GIVEN DATA:
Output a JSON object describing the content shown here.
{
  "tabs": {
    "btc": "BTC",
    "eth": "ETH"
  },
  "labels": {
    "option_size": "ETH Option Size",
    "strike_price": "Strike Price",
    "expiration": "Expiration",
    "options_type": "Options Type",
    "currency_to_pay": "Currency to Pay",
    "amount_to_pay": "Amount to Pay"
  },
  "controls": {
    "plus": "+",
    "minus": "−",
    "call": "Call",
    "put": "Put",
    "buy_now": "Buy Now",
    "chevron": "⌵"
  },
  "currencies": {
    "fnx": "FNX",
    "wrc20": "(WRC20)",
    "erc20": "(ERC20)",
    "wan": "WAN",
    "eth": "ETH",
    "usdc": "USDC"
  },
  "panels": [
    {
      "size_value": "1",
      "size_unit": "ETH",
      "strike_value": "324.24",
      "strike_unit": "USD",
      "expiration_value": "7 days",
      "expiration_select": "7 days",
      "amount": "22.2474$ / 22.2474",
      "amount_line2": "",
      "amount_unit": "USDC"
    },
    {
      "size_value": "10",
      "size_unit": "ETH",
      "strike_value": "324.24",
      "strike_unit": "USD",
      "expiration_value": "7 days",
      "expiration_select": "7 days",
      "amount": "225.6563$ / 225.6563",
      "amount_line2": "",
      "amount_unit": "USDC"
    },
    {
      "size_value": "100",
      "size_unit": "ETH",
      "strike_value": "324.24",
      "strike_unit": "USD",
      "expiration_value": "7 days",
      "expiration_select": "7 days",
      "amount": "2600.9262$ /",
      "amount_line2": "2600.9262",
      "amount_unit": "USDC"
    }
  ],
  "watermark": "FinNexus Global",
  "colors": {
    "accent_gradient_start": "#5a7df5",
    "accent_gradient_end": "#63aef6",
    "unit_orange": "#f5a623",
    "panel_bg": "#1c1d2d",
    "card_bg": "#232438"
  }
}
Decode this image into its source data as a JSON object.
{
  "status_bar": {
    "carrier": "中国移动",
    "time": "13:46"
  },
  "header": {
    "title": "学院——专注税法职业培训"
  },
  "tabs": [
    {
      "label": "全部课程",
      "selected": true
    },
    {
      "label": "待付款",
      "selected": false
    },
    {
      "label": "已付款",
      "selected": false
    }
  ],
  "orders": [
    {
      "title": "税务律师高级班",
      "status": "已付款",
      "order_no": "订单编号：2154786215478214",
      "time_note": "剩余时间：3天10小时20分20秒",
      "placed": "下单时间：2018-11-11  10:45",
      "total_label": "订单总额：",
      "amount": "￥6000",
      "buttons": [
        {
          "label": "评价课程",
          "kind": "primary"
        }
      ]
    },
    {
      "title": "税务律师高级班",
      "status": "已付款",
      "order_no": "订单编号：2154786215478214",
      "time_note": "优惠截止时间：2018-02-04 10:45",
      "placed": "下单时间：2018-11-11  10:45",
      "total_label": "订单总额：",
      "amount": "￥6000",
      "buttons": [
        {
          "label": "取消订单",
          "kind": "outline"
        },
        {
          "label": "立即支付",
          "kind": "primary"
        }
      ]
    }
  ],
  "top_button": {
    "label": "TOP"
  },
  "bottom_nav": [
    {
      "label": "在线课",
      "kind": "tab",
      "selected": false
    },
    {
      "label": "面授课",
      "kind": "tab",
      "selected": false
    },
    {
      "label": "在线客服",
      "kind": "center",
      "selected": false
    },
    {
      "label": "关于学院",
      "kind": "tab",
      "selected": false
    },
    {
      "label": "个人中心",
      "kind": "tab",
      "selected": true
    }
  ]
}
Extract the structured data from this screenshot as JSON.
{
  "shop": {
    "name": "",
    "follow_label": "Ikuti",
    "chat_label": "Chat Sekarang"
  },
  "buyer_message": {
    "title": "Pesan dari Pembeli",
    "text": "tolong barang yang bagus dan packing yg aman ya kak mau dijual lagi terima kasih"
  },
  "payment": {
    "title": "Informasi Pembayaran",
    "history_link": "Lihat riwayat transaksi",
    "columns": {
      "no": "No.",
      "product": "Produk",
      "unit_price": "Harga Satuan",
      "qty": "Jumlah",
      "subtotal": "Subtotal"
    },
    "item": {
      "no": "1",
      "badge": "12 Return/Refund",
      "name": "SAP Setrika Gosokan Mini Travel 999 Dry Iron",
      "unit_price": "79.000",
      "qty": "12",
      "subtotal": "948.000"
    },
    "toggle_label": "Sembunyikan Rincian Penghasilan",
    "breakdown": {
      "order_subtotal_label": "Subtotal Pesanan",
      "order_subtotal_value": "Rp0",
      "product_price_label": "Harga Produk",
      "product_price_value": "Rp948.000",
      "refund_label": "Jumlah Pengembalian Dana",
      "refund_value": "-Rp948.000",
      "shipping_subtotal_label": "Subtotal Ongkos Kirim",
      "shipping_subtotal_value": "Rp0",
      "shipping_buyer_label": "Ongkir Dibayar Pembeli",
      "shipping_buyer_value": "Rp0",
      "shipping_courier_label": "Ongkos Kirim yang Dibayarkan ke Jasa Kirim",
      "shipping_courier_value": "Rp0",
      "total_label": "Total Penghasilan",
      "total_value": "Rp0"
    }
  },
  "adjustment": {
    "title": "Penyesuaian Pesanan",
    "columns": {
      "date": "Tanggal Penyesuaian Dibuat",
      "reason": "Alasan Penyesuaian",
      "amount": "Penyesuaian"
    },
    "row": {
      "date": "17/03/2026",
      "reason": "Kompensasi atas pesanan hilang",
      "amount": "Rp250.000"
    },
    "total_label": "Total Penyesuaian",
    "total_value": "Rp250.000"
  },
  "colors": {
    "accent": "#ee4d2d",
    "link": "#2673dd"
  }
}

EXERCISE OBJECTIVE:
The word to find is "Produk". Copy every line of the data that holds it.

EXERCISE RESULT:
      "product": "Produk",
      "product_price_label": "Harga Produk",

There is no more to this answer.